Julia Nunnally Duncan
I lost interest in politics
when my father died.
A Yellow Dog Democrat,
he trained me from babyhood
to revere Roosevelt,
stand up for the working class,
and never high-hat anyone
as he had been high-hatted on Main Street
when he walked from the hosiery mill in work clothes
and was snubbed by one who dressed better
and seemed ashamed to speak to him
though they were friends.
He never forgot that slight.
So his fight became mine.
As a girl, in ’69,
I defended Ted Kennedy,
though I was too infatuated to see
what his actions implied.
My father didn’t say much
while Clinton was in,
kept tight-lipped then,
but cast a straight Democratic ticket
when I drove him into town to vote
that final time in 2000.
He sported his I Voted sticker
on the drive home,
but from then on
I sensed all was not right.
Four years later,
when voting time came around again,
he didn’t ask me to drive him
to the polls.
I knew something in his mind had gone away,
and the rest of him would follow bit by bit,
day by day.
And since his death,
much of my Democratic spirit rests
with him at Memorial Park.
So when I hear one politician
bark at the other
over the economy or the other’s inadequacy,
I shake my head and think
Will any of this matter anyhow
when we die?
Then I seem to hear my father’s voice say,
but it matters now.
Author’s Comment: When I was a child at family gatherings, I remember men sitting around smoking cigarettes and talking politics. I stayed with my father during these discussions, rather than with my mother and women relatives who congregated in another room. I understood that Franklin Delano Roosevelt was someone who had stood up for the working man. My father spoke of him often. In my father’s last years, when I drove him to the polls, I saw how important voting was to him. I’m glad I shared this experience with him and wanted to capture it in a poem.
Bio: Julia Nunnally Duncan is an award-winning poet and fiction writer whose publication credits include seven books of fiction and poetry. She lives in Marion, NC, with her husband Steve and their daughter Annie. She teaches English and Southern Culture at McDowell Technical Community College and continues to write poetry, fiction, and essays.
I admire the journey into the past that this savors–the way it forces everything right back into the present.

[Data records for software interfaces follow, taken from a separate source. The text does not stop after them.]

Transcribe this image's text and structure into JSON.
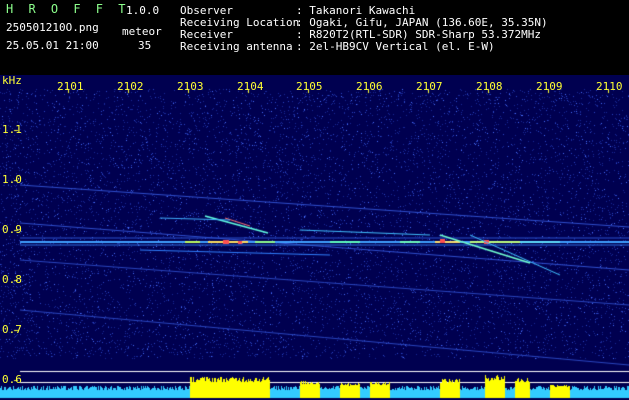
{
  "header": {
    "app_name": "H R O F F T",
    "version": "1.0.0",
    "filename": "250501210O.png",
    "datetime": "25.05.01 21:00",
    "meteor_label": "meteor",
    "meteor_count": "35",
    "info": [
      {
        "key": "Observer",
        "value": ": Takanori Kawachi"
      },
      {
        "key": "Receiving Location",
        "value": ": Ogaki, Gifu, JAPAN (136.60E, 35.35N)"
      },
      {
        "key": "Receiver",
        "value": ": R820T2(RTL-SDR) SDR-Sharp 53.372MHz"
      },
      {
        "key": "Receiving antenna",
        "value": ": 2el-HB9CV Vertical (el. E-W)"
      }
    ]
  },
  "spectrogram": {
    "y_unit": "kHz",
    "x_ticks": [
      "2101",
      "2102",
      "2103",
      "2104",
      "2105",
      "2106",
      "2107",
      "2108",
      "2109",
      "2110"
    ],
    "y_ticks": [
      "1.1",
      "1.0",
      "0.9",
      "0.8",
      "0.7",
      "0.6"
    ],
    "colors": {
      "background": "#000050",
      "tick_text": "#ffff33",
      "scale_line": "#ffffff",
      "level_bar": "#ffff00",
      "noise_floor": "#33ccff"
    }
  }
}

I often feel that way about politics as I see the same things just recycled by new generations. But I still feel compelled to vote at election time. Great poem.